Aim of the task
Copy out each line featuring the string "JSON" from the entries beneath.

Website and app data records
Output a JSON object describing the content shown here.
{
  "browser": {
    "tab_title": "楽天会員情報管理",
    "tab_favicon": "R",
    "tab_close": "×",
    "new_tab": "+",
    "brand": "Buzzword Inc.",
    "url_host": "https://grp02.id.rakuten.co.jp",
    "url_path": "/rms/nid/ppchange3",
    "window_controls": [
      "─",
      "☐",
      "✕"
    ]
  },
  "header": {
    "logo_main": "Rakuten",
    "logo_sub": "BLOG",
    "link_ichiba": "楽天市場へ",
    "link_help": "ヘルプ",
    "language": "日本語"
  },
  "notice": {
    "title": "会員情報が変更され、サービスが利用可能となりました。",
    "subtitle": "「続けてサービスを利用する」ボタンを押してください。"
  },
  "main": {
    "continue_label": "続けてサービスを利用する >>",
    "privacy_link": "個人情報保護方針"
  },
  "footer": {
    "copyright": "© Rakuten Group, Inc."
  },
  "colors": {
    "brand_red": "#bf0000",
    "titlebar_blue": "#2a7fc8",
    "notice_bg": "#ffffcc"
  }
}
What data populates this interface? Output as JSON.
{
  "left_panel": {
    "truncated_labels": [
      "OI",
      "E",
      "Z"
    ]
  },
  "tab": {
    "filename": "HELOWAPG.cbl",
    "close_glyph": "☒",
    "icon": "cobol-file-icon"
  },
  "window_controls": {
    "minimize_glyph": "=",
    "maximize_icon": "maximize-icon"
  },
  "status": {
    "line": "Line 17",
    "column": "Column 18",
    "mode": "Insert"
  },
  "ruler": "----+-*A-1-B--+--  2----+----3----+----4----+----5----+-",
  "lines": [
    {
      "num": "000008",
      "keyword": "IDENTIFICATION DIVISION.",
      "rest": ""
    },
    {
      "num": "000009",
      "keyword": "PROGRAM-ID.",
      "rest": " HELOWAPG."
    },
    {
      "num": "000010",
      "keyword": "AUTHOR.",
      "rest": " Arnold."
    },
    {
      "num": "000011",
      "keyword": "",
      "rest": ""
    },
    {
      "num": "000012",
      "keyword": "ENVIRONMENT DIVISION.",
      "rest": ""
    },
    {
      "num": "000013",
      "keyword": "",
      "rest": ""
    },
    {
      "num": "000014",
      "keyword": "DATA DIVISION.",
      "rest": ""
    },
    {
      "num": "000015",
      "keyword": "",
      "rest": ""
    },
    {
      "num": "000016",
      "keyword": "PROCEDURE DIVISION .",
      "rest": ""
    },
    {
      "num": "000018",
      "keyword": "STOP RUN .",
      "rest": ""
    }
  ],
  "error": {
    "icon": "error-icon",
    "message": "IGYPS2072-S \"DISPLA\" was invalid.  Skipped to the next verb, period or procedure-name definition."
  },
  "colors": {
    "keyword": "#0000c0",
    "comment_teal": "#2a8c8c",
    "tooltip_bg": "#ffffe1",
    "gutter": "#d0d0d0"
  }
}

Worked solution
Output a JSON object describing the content shown here.
What data populates this interface? Output as JSON.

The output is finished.